Your body needs carbohydrates to function optimally; the key is choosing the right ones. Ideally, your daily carbs should come from whole and minimally processed foods. Consider making your own energy bars, granola, pancakes and desserts to have full control over the ingredients used. Replace all-purpose flour with whole-grain flour or almond flour, swap sugar for stevia and use raw cocoa or extra dark chocolate instead of milk chocolate when baking cookies and other treats.
- Hindawi: Mediators of Inflammation: Excessive Refined Carbohydrates and Scarce Micronutrients Intakes Increase Inflammatory Mediators and Insulin Resistance in Prepubertal and Pubertal Obese Children Independently of Obesity
- The American Journal of Clinical Nutrition: High glycemic index diet as a risk factor for depression
- Diabetes.org: Glycemic Index and Diabetes
- BMJ: Whole Grain Consumption and Risk of Cardiovascular Disease, Cancer, and All Cause and Cause Specific Mortality
- Mayo Clinic: Dietary Fiber: Essential for a Healthy Diet
- Heart.org: Carbohydrates
- Collins Dictionary: Multigrain
- Intermountain Healthcare: Whole Grain: Refined, Enriched... What's the Difference?
- SELF Nutrition Data: Commercially Prepared White Bread
- Harvard Health Publishing: Glycemic Index for 60+ Foods
- Endometabol: Nutrition and Cardio-Metabolic Risk Factors: Findings From 20 Years of the Tehran Lipid and Glucose Study
- SELF Nutrition Data: Cooked White Rice
- SELF Nutrition Data: Cooked Brown Rice
- SELF Nutrition Data: Cooked Wild Rice
- NCBI: Effects of Dietary Fibre (Pectin) and/or Increased Protein (Casein or Pea) on Satiety, Body Weight, Adiposity and Caecal Fermentation in High Fat Diet-Induced Obese Rats
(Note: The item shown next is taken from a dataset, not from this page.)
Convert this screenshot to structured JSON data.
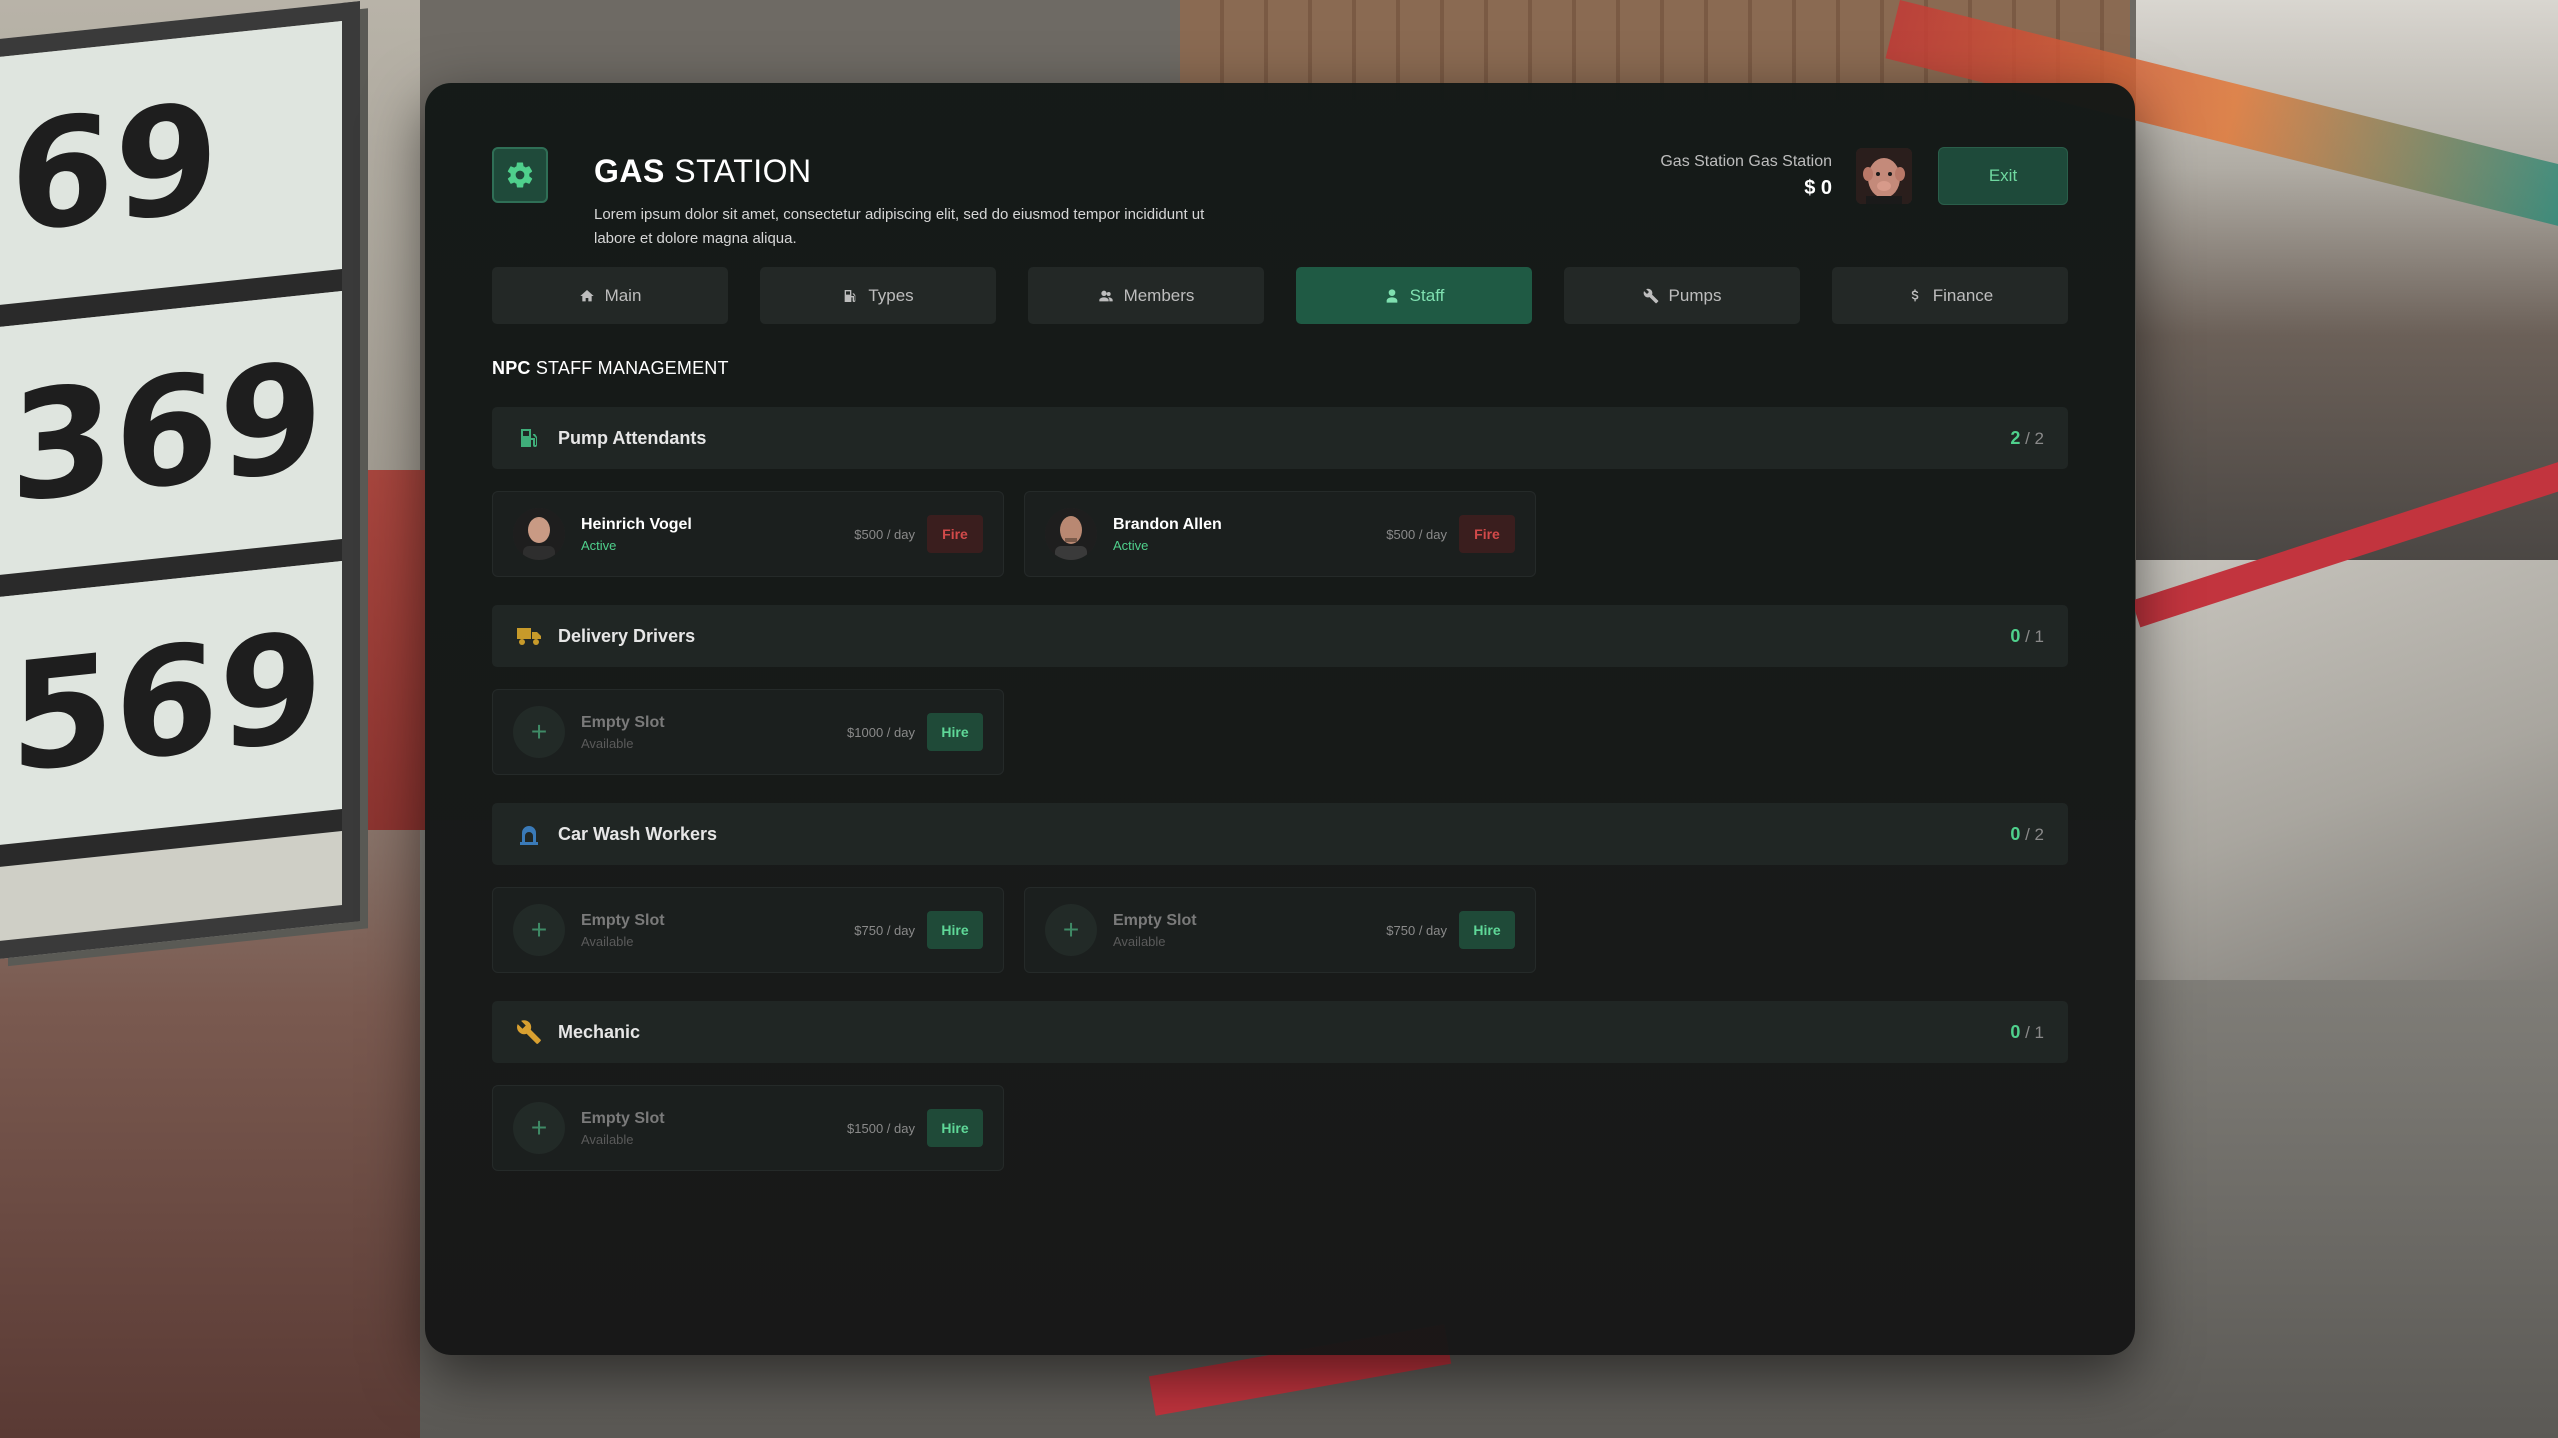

- EWG.org: Children's Cereals
- AJC: These 23 'Healthy' Energy Bars Actually Have More Sugar Than a Snickers
- CNR.org: Diabetes and Alzheimer's Disease
- SELF Nutrition Data: Salted Potato Chips